When hunters stop at the game check station on U.S. 93 near Olney during next year’s season, one very notable face won’t be there.
After 31 seasons of volunteering at the Montana Fish, Wildlife and Parks check station, 76-year-old Leonard Howke has decided to take a step back.
Howke’s passion for his work hasn’t dimmed, but concerns about his eyesight while driving after dark ultimately made up his mind.
Rachel VandeVoort, 40, is one of many people who are truly going to miss seeing Howke at the Olney check station.
“When I heard, I thought ‘What’s the check station gonna be like without Leonard?’” she said.
VandeVoort is a Flathead Valley native who grew up hunting with her dad, Rick Schmidt. She is the director of the Montana Office of Outdoor Recreation. She also teaches hunter education.
Howke has checked every deer she has ever bagged, including her first deer, a spike she killed in 1990. He also checked her most recent buck, a 4x4 she bagged on the second to last weekend of the season. Howke also checked the first buck her 11-year-old son, MacLean, bagged.
“Leonard has always been there,” VandeVoort said. “He’s such a great guy.”
Howke graduated from Whitefish High School in 1959. He has worked in the timber industry, at a taxidermist shop on Central Avenue in Whitefish, and 17 years at the Columbia Falls Aluminum Co.
Spending time outdoors has been a major part of his life. Frequent camping trips with his family were a big part of his youth, as well as hunting and fishing.
In the early 1960s, Howke and some friends wanted to raft the Middle Fork of the Flathead River from up in the Schafer Meadows area in the Great Bear Wilderness, years before it had been designated as such by Congress in 1978.
“The Fish and Wildlife Service people told us we were crazy, but they said ‘go ahead,’ so we did,” Howke said.
Howke said he still floats the Middle Fork from time to time and does a little fishing.

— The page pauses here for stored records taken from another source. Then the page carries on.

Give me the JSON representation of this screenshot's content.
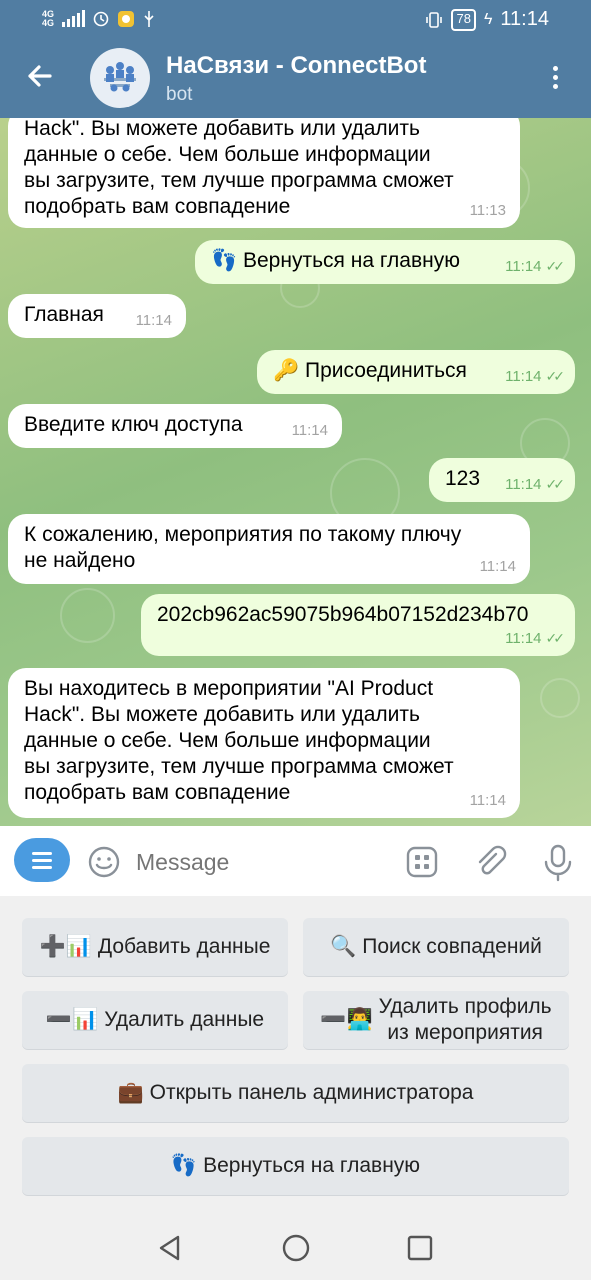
{
  "status_bar": {
    "network": "4G",
    "network_sub": "4G",
    "battery": "78",
    "time": "11:14"
  },
  "header": {
    "title": "НаСвязи - ConnectBot",
    "subtitle": "bot"
  },
  "messages": [
    {
      "dir": "in",
      "lines": [
        "Hack\". Вы можете добавить или удалить",
        "данные о себе. Чем больше информации",
        "вы загрузите, тем лучше программа сможет",
        "подобрать вам совпадение"
      ],
      "time": "11:13"
    },
    {
      "dir": "out",
      "icon": "👣",
      "text": "Вернуться на главную",
      "time": "11:14"
    },
    {
      "dir": "in",
      "text": "Главная",
      "time": "11:14"
    },
    {
      "dir": "out",
      "icon": "🔑",
      "text": "Присоединиться",
      "time": "11:14"
    },
    {
      "dir": "in",
      "text": "Введите ключ доступа",
      "time": "11:14"
    },
    {
      "dir": "out",
      "text": "123",
      "time": "11:14"
    },
    {
      "dir": "in",
      "lines": [
        "К сожалению, мероприятия по такому плючу",
        "не найдено"
      ],
      "time": "11:14"
    },
    {
      "dir": "out",
      "text": "202cb962ac59075b964b07152d234b70",
      "time": "11:14"
    },
    {
      "dir": "in",
      "lines": [
        "Вы находитесь в мероприятии \"AI Product",
        "Hack\". Вы можете добавить или удалить",
        "данные о себе. Чем больше информации",
        "вы загрузите, тем лучше программа сможет",
        "подобрать вам совпадение"
      ],
      "time": "11:14"
    }
  ],
  "input": {
    "placeholder": "Message"
  },
  "keyboard": {
    "add_data": {
      "icon": "➕📊",
      "label": "Добавить данные"
    },
    "search_matches": {
      "icon": "🔍",
      "label": "Поиск совпадений"
    },
    "delete_data": {
      "icon": "➖📊",
      "label": "Удалить данные"
    },
    "delete_profile": {
      "icon": "➖👨‍💻",
      "label_line1": "Удалить профиль",
      "label_line2": "из мероприятия"
    },
    "admin_panel": {
      "icon": "💼",
      "label": "Открыть панель администратора"
    },
    "back_main": {
      "icon": "👣",
      "label": "Вернуться на главную"
    }
  },
  "colors": {
    "header": "#517da2",
    "outgoing_bubble": "#effedd",
    "incoming_bubble": "#ffffff",
    "accent": "#4a9be0",
    "read_checks": "#6fb26c"
  },
  "icons": {
    "back": "arrow-left-icon",
    "menu": "more-vertical-icon",
    "emoji": "smile-icon",
    "keyboard": "keyboard-icon",
    "attach": "paperclip-icon",
    "mic": "microphone-icon"
  }
}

While Howke won’t be working at the check station as much as he used to, he has no plans to stop teaching hunting education.
“I’ll stick with that,” Howke said. “I’m going to finish the school year for the Hooked on Fishing program and then want to come back to the check station to help out a little bit.”
He said he has had second thoughts about not being as involved.
“At the check station, I’ll miss the guys and the hunters stopping in to talk and with the fishing, I’ll miss the kids, but it’s been very meaningful to have been able to be so involved in helping kids learn about the outdoors and how to do it safely,” Howke said.
Howke’s history of volunteering for Fish, Wildlife and Parks also has included working on white-tailed deer studies, capturing bears in the Swan Valley, trapping and transplanting Columbian sharp-tailed grouse, and helping with bighorn sheep trapping and transplanting operations.
“Trapping sheep off Wild Horse Island was my favorite thing to do and I’ve been involved with the work that was done up in the Woods Ranch area, too,” Howke said.
He said one of the sheep trapping events was amazingly successful.
“When we dropped the nets on them, we caught 34,” Howke recalled.
Some of the work was to transfer sheep to areas in Montana where they didn’t exist or to determine if they had any diseases.
Howke was honored in 2015 with a 50-year hunter education award by Fish, Wildlife and Parks. He also received a Hall of Fame wall plaque and honorarium for his volunteer service.
He first got involved with teaching hunter safety in 1965, leading classes at the old Whitefish Central School.
He won a career achievement award from the Northwest Montana Game Wardens Association in 2003, was the 2007 recipient of the Montana Wildlife Society’s Wildlife Conservation Award and was the winner of the Flathead Audubon Society’s Conservation Achievement Award in 2010.
Reporter Scott Shindledecker may be reached at 406-758-4441 or email@example.com.